01. We can all have it together
02. Brother I wonder
03. Love has come to me
04. Will I know when my time comes
05. Two step tussle
06. Take me by the hand
07. Lady come softly
08. The dawn
09. Never gonna go back
11. Hopefully we'll all remain together
- George Edwards / rhythm guitar, lead guitar, bass, lead vocals
- David Michaels / keyboards, clarinet, recorder, lead vocals
- Jerry McGeorge / bass, vocals
- Tony Cavallari / lead guitar, vocals
- Michael Tegza / drums, vocals
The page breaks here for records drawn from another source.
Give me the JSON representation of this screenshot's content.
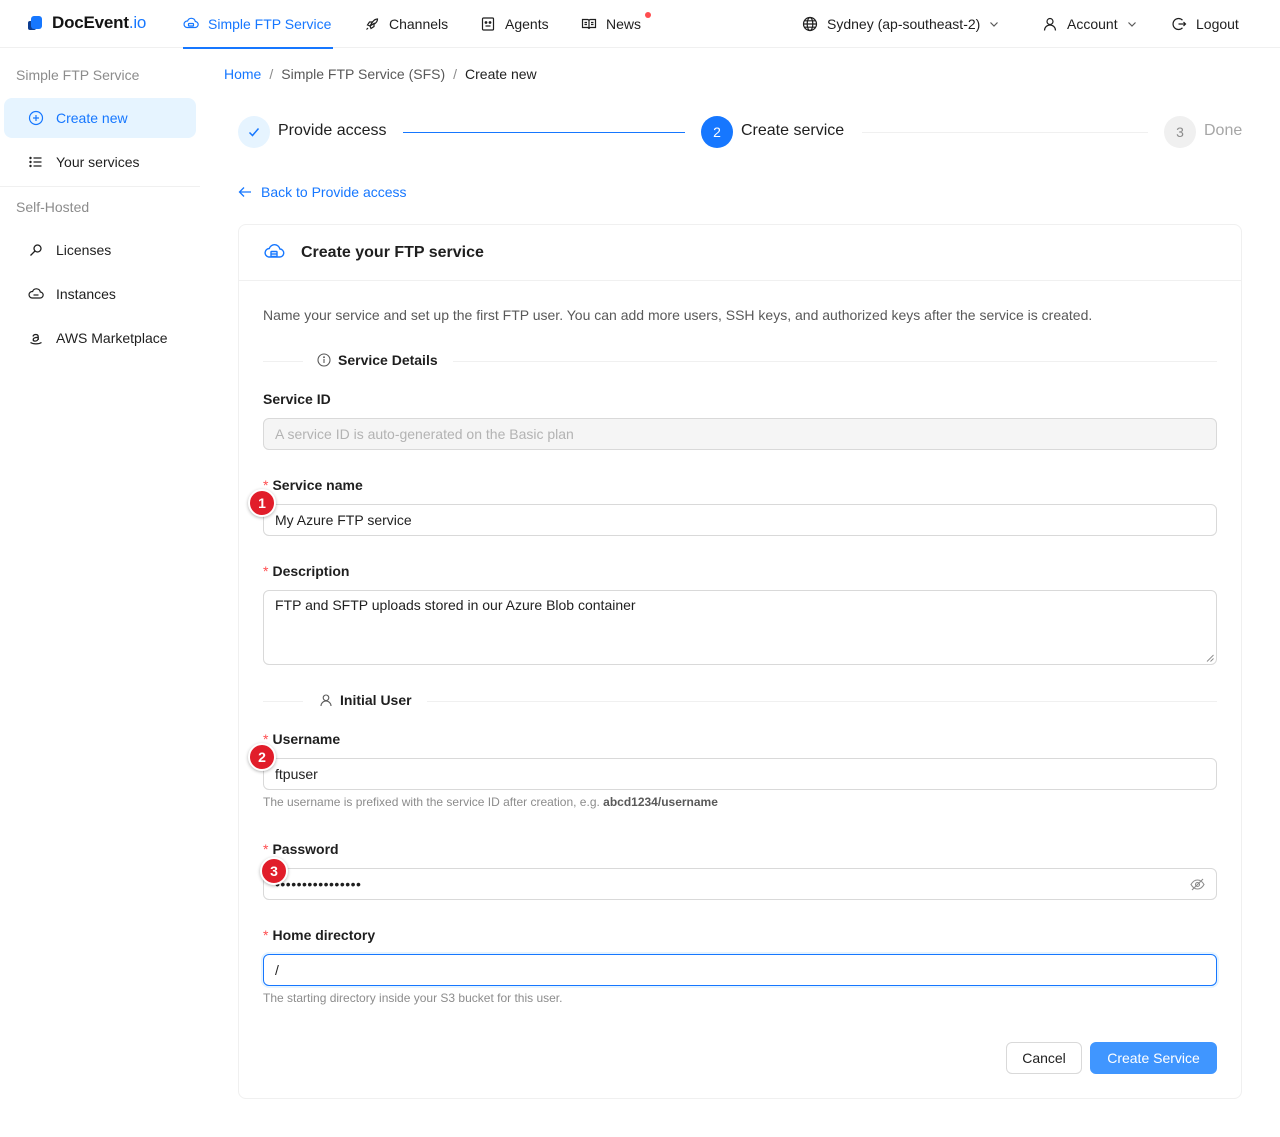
{
  "brand": {
    "name": "DocEvent",
    "suffix": ".io"
  },
  "topnav": {
    "items": [
      {
        "label": "Simple FTP Service",
        "icon": "cloud-server-icon",
        "active": true
      },
      {
        "label": "Channels",
        "icon": "rocket-icon"
      },
      {
        "label": "Agents",
        "icon": "robot-icon"
      },
      {
        "label": "News",
        "icon": "read-icon",
        "has_dot": true
      }
    ],
    "region": "Sydney (ap-southeast-2)",
    "account": "Account",
    "logout": "Logout"
  },
  "sidebar": {
    "groups": [
      {
        "title": "Simple FTP Service",
        "items": [
          {
            "label": "Create new",
            "icon": "plus-circle-icon",
            "active": true
          },
          {
            "label": "Your services",
            "icon": "list-icon"
          }
        ]
      },
      {
        "title": "Self-Hosted",
        "items": [
          {
            "label": "Licenses",
            "icon": "key-icon"
          },
          {
            "label": "Instances",
            "icon": "cloud-icon"
          },
          {
            "label": "AWS Marketplace",
            "icon": "amazon-icon"
          }
        ]
      }
    ]
  },
  "breadcrumb": {
    "home": "Home",
    "service": "Simple FTP Service (SFS)",
    "current": "Create new",
    "separator": "/"
  },
  "steps": [
    {
      "label": "Provide access",
      "status": "finish"
    },
    {
      "number": "2",
      "label": "Create service",
      "status": "process"
    },
    {
      "number": "3",
      "label": "Done",
      "status": "wait"
    }
  ],
  "back_link": "Back to Provide access",
  "card": {
    "title": "Create your FTP service",
    "intro": "Name your service and set up the first FTP user. You can add more users, SSH keys, and authorized keys after the service is created.",
    "section_service": "Service Details",
    "section_user": "Initial User",
    "fields": {
      "service_id": {
        "label": "Service ID",
        "placeholder": "A service ID is auto-generated on the Basic plan"
      },
      "service_name": {
        "label": "Service name",
        "value": "My Azure FTP service"
      },
      "description": {
        "label": "Description",
        "value": "FTP and SFTP uploads stored in our Azure Blob container"
      },
      "username": {
        "label": "Username",
        "value": "ftpuser",
        "help_prefix": "The username is prefixed with the service ID after creation, e.g. ",
        "help_example": "abcd1234/username"
      },
      "password": {
        "label": "Password",
        "masked": "••••••••••••••••"
      },
      "home_directory": {
        "label": "Home directory",
        "value": "/",
        "help": "The starting directory inside your S3 bucket for this user."
      }
    },
    "required_mark": "*",
    "cancel": "Cancel",
    "submit": "Create Service"
  },
  "annotations": [
    "1",
    "2",
    "3"
  ],
  "colors": {
    "primary": "#1677ff",
    "primary_button": "#4096ff",
    "badge": "#e11d2a",
    "required": "#ff4d4f"
  }
}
Following H. P. Lovecraft’s collapse the band members scattered. Singer George Edwards stayed in California trying to form a new band, before giving up and returning to Chicago where he did some production work, including recording some material with friend Terry Callier. Drummer Michael Tegza also returned to Chicago where he joined The Bangor Flying Circus. The band signed with ABC’s Dunhill subsidiary, recording an album, before calling it quits.
In 1969 Edwards and Tegza decided to resurrect the band. As the lone carryovers from the original lineup, they started recruiting musicians, eventually rounded out their lineup with former Aorta bass player Michael Been and lead guitarist Jim Donlinger. The foursome returned to California, settled into a big communal home, subsequently recruiting ex-Buckinghams keyboard player Marty Grebb and started rehearsing. Having shortened their name to ‘Lovecraft’, the band were signed by Reprise.
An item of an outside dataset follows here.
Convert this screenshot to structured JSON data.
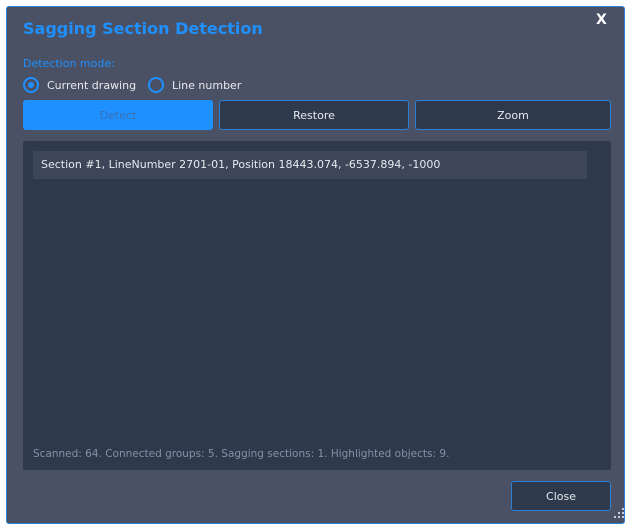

Naturally another personnel disaster struck; founding member Edwards dropping out of the project. In spite of his departure the group continued on, recording 1969's self-produced, “Valley of the Moon” as a quartet. Musically the set proved a major disappointment on the heels of earlier efforts.
With Donlinger and Been contributing the majority of material (Grebb kicking in three tracks), material such as ‘Never Gonna Go Back’, ‘Two Step Tussle’, ‘Hopefully We’ll All Remain Together’ and ‘Dear’ found what was essentially a totally new band somehow managing to replicate some of H. P. Lovecraft’s trademarked vocals harmonies, but losing much of the band’s unique sound in favor of a commercial mixture of guitar rock. Certainly not as distinctive as earlier efforts, the collection was still worth a listen though it did little commercially.